"Shucks," replied Jones, "you did it too, Paul. Thanks for Iron Liege. You just go back to the farm and see if you can dig up some more of those Iron Lieges for me to train. I can use all the Iron Lieges you can give me."

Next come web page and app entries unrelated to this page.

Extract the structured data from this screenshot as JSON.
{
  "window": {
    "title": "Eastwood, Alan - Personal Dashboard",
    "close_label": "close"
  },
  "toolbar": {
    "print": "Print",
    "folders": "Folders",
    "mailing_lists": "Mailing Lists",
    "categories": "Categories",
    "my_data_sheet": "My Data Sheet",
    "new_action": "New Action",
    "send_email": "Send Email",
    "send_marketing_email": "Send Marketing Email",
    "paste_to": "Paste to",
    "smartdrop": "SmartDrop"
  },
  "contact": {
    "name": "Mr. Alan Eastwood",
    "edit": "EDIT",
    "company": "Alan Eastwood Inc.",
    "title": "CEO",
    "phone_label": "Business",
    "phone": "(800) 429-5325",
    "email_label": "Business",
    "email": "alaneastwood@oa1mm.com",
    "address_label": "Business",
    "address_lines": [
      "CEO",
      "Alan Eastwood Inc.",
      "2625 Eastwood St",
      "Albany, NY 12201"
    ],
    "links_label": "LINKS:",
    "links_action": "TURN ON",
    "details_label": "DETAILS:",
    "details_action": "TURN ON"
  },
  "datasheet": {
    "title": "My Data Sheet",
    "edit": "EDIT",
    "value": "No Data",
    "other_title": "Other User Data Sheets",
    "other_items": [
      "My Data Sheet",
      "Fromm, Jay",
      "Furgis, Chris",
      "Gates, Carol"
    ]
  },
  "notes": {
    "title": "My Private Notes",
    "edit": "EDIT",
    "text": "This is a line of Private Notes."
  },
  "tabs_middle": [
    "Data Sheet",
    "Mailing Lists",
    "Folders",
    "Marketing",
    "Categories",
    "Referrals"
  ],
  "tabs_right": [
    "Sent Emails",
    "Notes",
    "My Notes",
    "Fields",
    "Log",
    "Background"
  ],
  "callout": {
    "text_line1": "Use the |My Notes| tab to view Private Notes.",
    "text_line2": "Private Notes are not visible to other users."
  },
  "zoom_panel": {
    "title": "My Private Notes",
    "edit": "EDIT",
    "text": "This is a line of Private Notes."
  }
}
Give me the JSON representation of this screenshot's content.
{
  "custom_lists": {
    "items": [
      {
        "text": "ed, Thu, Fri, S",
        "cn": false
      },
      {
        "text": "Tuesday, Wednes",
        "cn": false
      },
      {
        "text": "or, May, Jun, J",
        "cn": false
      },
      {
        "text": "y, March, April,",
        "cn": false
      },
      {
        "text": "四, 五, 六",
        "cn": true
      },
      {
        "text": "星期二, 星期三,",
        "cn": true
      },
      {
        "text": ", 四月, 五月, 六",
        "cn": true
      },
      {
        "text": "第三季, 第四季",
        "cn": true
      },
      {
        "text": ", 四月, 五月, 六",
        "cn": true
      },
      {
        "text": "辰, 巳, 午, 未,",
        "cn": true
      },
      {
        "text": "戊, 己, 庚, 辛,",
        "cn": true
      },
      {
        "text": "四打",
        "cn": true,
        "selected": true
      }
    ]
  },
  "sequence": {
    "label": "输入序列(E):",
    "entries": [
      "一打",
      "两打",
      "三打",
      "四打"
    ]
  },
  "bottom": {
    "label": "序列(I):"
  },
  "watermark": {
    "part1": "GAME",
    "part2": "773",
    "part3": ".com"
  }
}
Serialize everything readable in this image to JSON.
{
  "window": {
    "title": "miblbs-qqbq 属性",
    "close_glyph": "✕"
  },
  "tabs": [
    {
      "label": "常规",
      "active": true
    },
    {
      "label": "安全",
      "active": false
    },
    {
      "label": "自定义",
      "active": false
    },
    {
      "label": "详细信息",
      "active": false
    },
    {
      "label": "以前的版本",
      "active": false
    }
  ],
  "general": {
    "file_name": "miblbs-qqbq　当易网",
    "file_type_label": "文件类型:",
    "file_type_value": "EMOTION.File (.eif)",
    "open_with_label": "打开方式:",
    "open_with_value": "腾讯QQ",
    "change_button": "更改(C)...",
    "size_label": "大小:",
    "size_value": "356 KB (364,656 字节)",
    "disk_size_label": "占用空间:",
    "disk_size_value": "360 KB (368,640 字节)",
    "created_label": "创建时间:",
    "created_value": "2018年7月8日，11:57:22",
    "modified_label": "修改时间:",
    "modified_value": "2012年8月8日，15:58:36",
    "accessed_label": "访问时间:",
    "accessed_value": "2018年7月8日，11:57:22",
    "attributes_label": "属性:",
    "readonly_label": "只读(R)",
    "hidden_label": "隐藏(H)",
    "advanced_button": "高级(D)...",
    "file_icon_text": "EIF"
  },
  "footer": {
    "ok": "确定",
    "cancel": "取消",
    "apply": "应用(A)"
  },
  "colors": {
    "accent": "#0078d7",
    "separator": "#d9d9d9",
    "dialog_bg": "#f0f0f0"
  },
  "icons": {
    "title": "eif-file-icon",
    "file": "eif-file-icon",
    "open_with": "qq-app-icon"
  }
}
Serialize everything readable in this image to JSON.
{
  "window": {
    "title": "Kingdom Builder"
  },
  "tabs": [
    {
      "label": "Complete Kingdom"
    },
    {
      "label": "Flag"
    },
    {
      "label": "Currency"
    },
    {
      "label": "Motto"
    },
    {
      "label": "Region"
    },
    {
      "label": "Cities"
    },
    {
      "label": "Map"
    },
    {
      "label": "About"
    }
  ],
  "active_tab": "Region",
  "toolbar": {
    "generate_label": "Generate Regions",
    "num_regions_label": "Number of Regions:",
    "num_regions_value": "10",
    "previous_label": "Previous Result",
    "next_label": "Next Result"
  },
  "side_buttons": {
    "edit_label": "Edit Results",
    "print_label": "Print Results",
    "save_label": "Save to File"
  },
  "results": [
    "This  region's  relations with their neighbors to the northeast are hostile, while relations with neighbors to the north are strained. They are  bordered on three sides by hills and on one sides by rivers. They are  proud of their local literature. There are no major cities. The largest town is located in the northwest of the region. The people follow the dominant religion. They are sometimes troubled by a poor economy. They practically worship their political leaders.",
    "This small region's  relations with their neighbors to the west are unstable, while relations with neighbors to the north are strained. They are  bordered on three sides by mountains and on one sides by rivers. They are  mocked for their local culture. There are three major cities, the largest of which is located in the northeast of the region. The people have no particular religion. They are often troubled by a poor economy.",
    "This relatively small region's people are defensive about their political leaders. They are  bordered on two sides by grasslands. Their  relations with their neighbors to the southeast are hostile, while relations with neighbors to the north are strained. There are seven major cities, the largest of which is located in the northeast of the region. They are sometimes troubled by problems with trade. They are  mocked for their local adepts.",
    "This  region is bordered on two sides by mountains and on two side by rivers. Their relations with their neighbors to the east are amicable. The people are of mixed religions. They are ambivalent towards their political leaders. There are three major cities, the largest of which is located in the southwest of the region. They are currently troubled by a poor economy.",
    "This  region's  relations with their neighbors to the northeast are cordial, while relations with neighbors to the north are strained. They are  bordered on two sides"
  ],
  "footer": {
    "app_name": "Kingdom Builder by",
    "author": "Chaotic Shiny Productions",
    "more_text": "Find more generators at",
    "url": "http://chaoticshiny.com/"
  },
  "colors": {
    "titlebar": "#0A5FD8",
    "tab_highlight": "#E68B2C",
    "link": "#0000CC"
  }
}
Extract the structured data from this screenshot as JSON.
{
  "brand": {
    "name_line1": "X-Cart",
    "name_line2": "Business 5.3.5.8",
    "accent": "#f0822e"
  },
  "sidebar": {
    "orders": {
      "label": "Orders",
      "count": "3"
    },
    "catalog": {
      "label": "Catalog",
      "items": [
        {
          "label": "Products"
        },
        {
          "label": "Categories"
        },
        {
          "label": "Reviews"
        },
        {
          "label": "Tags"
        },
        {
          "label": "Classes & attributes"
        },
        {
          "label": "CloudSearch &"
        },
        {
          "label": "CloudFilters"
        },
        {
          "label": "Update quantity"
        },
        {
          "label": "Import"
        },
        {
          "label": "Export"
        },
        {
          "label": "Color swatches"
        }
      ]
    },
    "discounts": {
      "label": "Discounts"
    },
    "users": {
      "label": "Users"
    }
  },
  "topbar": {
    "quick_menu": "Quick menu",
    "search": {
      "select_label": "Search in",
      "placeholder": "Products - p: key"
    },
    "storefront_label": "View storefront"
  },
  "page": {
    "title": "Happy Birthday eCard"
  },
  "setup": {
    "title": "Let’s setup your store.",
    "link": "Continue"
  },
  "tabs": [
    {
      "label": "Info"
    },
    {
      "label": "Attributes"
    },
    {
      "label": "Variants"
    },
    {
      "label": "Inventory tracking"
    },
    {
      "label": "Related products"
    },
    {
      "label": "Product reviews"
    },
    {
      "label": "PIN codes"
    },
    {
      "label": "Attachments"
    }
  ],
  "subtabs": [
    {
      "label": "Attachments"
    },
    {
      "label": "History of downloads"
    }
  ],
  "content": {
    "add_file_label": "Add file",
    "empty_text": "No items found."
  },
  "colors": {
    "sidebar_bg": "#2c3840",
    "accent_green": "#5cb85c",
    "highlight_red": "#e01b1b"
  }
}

Iron Liege, in whom this magazine has a very special interest (see Feb. 25 issue) is now scheduled to go to Pimlico, along with Gen. Duke, for the Preakness on May 18. The Duke, barring further complications, should be ready for that one, and the same exciting cast of characters could be back again—Gallant Man included. It will give Gallant Man, certainly, a chance to show if he really is this good, and it will also give Willie Hartack an unenviable opportunity to decide whether or not he really does think Gen. Duke is the best 3-year-old in the Calumet barn. There's another one around, too, you know. His name is Barbizon, who could be the best of the lot. "But we'll probably save him for the Belmont," said Jones.
"Yeah, just imagine that," said a man sipping some of the Joneses' champagne. "These guys win the Kentucky Derby with their third-string 3-year-old. What'll they think of to do next?"
"I'll tell you what I'll think of to do next," joked Jones. "I think I'll tell that boy to bring us another quart of that champagne."
The short but successful story of Iron Liege runs parallel to that of SPORTS ILLUSTRATED. At 12:50 a.m. on March 11, 1954 a photographer on special assignment from the planned but as yet unborn and unnamed magazine was taking pictures of the foaling of Iron Liege at Calumet. Periodically other photographers were assigned to document the colt's upbringing, and the unique step-by-step life story from foaling barn to Derby hopeful was printed in the Feb. 25, 1957 issue. Whatever turns the career of Iron Liege has still to take, last week it reached the most glorious climax a Thoroughbred can know: a desperate, courageous, photofinish victory in the Kentucky Derby (above).
THE DAYS HE WAITED FOR FAME AND THE FIRST BRUSH WITH GLORY
The memorable series of photos above, taken by Ylla in 1954, shows this year's Kentucky Derby winner a few seconds after foaling as he cuddles close to his mother (1) in the foaling barn at lovely Calumet Farm in Lexington, Kentucky. Moments later the colt makes a shaky, unsuccessful attempt to stand (2). Now on all fours (3), the baby is at Iron Maiden's side, completely unaware that he is the object of photographic interest. Alone and upright (4), Iron Liege perkily watches activity about him. One year later, in the fields only 80 miles away from Churchill Downs (5), colt shows friskiness as he romps with playmate in fields of bluegrass. One of 14 children sired by the famous Bull Lea, the colt was to grow to startle a nation by his will to win.
Iron Liege's first training included early-morning workouts at Calumet Farm (6), sessions in schooling gate at Hialeah in the winter of 1956 (7). He stood patiently as Trainer Jones adjusted his saddle (8) for a disappointing first start in Chicago on August 21, 1956. The 1957 Derby Winner met the "Master" of modern Derby riders, Eddie Arcaro, at Belmont Park (9). This year Iron Liege ran third in the rich Flamingo Stakes (10) and record-breaking Florida Derby (11), was tabbed by experts as a highly consistent colt. Iron Liege has a love for peppermint, and his regular groom, Walter Griffin, bought the horse candy canes at Christmas time. Early in January Griffin said, "I never had a Derby horse; maybe this year I will."